RECORD EXTRACTS:
:::

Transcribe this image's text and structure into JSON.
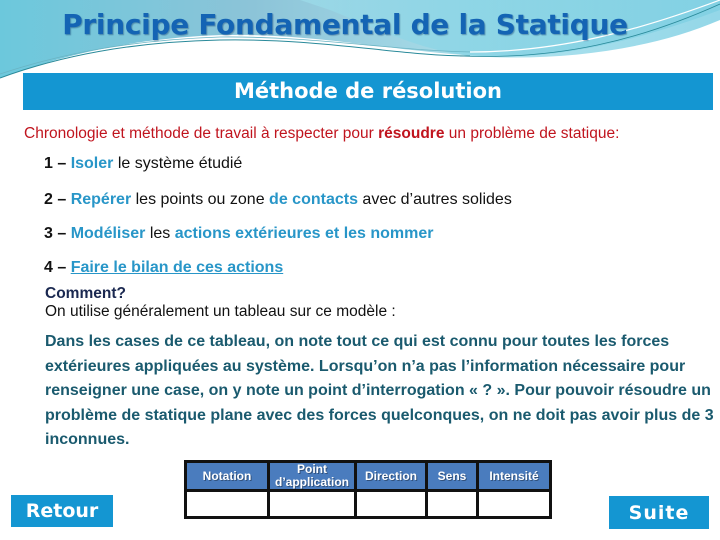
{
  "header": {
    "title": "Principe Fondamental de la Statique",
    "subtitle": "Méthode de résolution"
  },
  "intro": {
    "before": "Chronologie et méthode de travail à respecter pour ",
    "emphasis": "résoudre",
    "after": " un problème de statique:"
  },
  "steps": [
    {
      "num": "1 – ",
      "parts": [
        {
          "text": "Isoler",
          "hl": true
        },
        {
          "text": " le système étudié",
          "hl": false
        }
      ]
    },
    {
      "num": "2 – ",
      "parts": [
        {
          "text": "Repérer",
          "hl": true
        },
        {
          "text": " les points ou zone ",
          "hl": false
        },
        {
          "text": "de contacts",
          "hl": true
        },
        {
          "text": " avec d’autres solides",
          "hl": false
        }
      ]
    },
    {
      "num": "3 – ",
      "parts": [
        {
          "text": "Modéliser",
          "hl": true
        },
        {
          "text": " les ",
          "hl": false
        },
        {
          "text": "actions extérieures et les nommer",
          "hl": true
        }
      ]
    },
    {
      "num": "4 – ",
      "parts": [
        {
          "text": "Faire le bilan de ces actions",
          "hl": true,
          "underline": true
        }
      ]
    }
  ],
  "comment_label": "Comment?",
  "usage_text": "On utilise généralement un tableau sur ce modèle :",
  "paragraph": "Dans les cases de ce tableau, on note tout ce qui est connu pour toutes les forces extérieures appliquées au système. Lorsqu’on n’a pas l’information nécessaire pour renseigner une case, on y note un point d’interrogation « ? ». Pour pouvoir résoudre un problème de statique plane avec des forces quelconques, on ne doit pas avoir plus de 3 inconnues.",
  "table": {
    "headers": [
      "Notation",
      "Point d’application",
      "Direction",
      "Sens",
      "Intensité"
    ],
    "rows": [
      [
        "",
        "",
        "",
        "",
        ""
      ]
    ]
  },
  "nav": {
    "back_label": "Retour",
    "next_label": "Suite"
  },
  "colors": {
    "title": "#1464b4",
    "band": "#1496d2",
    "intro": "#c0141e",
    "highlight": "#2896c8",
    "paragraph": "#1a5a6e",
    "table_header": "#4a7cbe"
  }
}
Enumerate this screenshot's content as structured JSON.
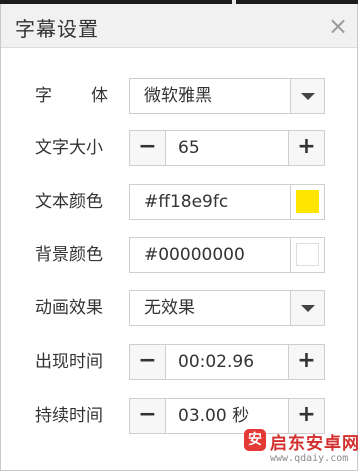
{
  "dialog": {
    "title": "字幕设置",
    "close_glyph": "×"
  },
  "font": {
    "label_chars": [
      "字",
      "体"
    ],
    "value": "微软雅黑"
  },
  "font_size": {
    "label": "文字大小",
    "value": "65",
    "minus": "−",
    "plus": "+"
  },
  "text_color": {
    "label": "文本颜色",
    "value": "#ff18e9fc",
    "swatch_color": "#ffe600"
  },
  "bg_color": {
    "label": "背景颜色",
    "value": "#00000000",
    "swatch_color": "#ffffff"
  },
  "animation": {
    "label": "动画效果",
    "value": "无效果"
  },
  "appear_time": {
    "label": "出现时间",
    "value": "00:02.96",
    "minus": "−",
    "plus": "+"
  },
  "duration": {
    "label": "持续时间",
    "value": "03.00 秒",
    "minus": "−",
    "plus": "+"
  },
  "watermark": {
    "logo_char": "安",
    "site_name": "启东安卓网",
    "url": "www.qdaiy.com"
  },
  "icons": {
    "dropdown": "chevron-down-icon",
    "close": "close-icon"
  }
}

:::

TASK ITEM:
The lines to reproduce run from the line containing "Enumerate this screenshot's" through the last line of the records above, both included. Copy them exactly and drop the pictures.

WRITTEN RESPONSE:
Enumerate this screenshot's content as structured JSON.
{
  "dialog": {
    "title": "字幕设置",
    "close_glyph": "×"
  },
  "font": {
    "label_chars": [
      "字",
      "体"
    ],
    "value": "微软雅黑"
  },
  "font_size": {
    "label": "文字大小",
    "value": "65",
    "minus": "−",
    "plus": "+"
  },
  "text_color": {
    "label": "文本颜色",
    "value": "#ff18e9fc",
    "swatch_color": "#ffe600"
  },
  "bg_color": {
    "label": "背景颜色",
    "value": "#00000000",
    "swatch_color": "#ffffff"
  },
  "animation": {
    "label": "动画效果",
    "value": "无效果"
  },
  "appear_time": {
    "label": "出现时间",
    "value": "00:02.96",
    "minus": "−",
    "plus": "+"
  },
  "duration": {
    "label": "持续时间",
    "value": "03.00 秒",
    "minus": "−",
    "plus": "+"
  },
  "watermark": {
    "logo_char": "安",
    "site_name": "启东安卓网",
    "url": "www.qdaiy.com"
  },
  "icons": {
    "dropdown": "chevron-down-icon",
    "close": "close-icon"
  }
}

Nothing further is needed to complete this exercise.